Thursday, November 19, 2009

When Angels are Disguised as Human Beings

There are times when I follow other websites in journeys with cancer that I can truly feel my heart ache; times when I learn a significant piece of the cancer puzzle; times when my frustration with the enormity of it all is overwhelming; times when I am amazed beyond words of the strength and internal fortitude of parents describing their joy in the love they embrace through their children; and times when my jaw hits the table.

Here I sat Tuesday night, reading up on the latest updates, specifically Lisa Buechler: - and can I say this website cracks me up every single time, because that is exactly what you say when the doctor gives you those words of diagnosis, "I have what?" Lisa is our new friend up at Huntsman as she is fighting the exact type cancer as Nick, in the same original place - the sinus. She has additional complications of health issues before cancer was ever introduced to her life. I continued to read that a "friend of Nick & Lori" came to help Lisa on Monday. Lisa is confined to a wheelchair and has an aide help her to all of her appointments, except on Mondays. Our friend, Ruth Taillac, had also read Lisa's updates, and knew she needed some help with transportation. She made arrangements to drive to Lisa's apartment across town, drive Lisa's van equipped for a wheelchair, and assisted Lisa to her radiation appointment and back home.
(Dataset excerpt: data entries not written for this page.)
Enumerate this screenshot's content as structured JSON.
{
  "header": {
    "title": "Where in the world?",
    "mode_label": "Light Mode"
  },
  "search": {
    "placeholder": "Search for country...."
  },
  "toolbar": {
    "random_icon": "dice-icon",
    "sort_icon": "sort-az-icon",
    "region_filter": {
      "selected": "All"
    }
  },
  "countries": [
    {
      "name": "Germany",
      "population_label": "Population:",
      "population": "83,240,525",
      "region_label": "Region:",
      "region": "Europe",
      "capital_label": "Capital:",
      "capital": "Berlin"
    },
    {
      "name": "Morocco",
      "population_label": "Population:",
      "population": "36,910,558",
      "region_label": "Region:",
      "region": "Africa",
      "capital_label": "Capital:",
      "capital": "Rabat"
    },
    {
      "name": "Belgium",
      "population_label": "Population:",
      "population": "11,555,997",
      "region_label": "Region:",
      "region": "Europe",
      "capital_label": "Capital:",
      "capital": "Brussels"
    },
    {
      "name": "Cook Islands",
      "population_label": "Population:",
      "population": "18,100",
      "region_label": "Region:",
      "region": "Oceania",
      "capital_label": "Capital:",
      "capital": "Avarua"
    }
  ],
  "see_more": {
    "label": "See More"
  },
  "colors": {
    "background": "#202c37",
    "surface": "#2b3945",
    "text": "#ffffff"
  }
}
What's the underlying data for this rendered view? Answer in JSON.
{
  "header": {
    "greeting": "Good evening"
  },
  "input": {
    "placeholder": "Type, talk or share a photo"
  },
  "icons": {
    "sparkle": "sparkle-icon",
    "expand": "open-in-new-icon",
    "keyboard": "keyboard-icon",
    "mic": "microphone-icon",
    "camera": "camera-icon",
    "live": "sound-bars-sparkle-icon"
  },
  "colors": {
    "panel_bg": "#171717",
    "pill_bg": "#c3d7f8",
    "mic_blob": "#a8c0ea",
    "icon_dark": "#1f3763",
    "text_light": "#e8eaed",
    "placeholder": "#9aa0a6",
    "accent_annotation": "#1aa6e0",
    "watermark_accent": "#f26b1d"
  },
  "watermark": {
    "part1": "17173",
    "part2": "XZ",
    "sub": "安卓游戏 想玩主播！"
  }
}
Now, I know Ruth as she has kindly invited me to Christmas and neighborhood parties in years past, but she is much closer to fairy godmother, Denise. Denise had just visited with me all afternoon at Huntsman while Nick was getting chemo and she never mentioned Ruth's act of kindness. Turns out she didn't know, either.

Denise and I spoke later and we determined that between the fairy godmothers (Denise & Jennie), myself and Ruth, we can make sure Lisa gets to her appointments on Mondays. Serendipity played a roll as I saw Lisa yesterday afternoon at Huntsman; I gave her a big hug and kiss and let her know Mondays would be taken care of. Lisa's relief and gratitude overflowed. Because Lisa is a transplant from Alaska, her support system in Salt Lake City is not as strong as Nick's. I think we can do something about that. Nick asked me if I'll get emotionally attached (because he does) and I responded, "I already am!"

Ruth, thank you for your kindness. So many people think about helping, but can talk themselves out of it before the thought is even complete. Do we risk the emotional attachment? Do we compromise the convenience and comfort of our own family to reach out to a stranger? Ruth looked beyond Nick's story to Lisa's story and found a need she could fulfill. She has set an amazing example for her husband and children, her community, her church and those that observe from afar. All because she gave someone a ride.

Just one story among many, I'm sure. Timing is perfect, as always, because my maternal heart needed a little comfort. Nick's ANC count (number of baby white cells being produced) is .7; he is supposed to be at 1.0 before chemo can be administered but the powers that be decided to go ahead anyway. I'm worried his counts are that low after having 3 weeks off chemo (rather than the usual 2 weeks). He slept for 15 hours last night and is totally wiped out. All I can pray for is that the remaining cancer cells are wiped out, too.

We also ran into the young man - Mike Gorley - who visited Nick during his absolute worse in 2007, doing radiation and chemo at the same time. Mike just celebrated his 2-year remission anniversary. He had the exact presentation of cancer as Nick, except he had embryonal rhabdo vs. alveolar rhabdo that Nick has - alveolar is more aggressive. I encouraged him to visit the online rhabdo support group as we need a good survivor story right now.

With loads of gratitude,



Chris Ulvin said...

Dear Lori,
Your posting made me immediately think of the Parable of the Good Samaritan - Luke 10:25-37. A great story to reflect on as we head into the Christmas season. God bless you, Ruth, Denise and Jeannie.
Love, aunt Chris

Lorin Decker Buck said...

Hi Lori,

Thank you for mentioning Mike and his two-year remission. I really appreciate the survivor stories -- I hear so many of the other kind of stories, I sometimes wonder if anyone does survive. It's especially helpful to hear about young people with rhabdo in the sinus. It gives me hope!

Thinking of you,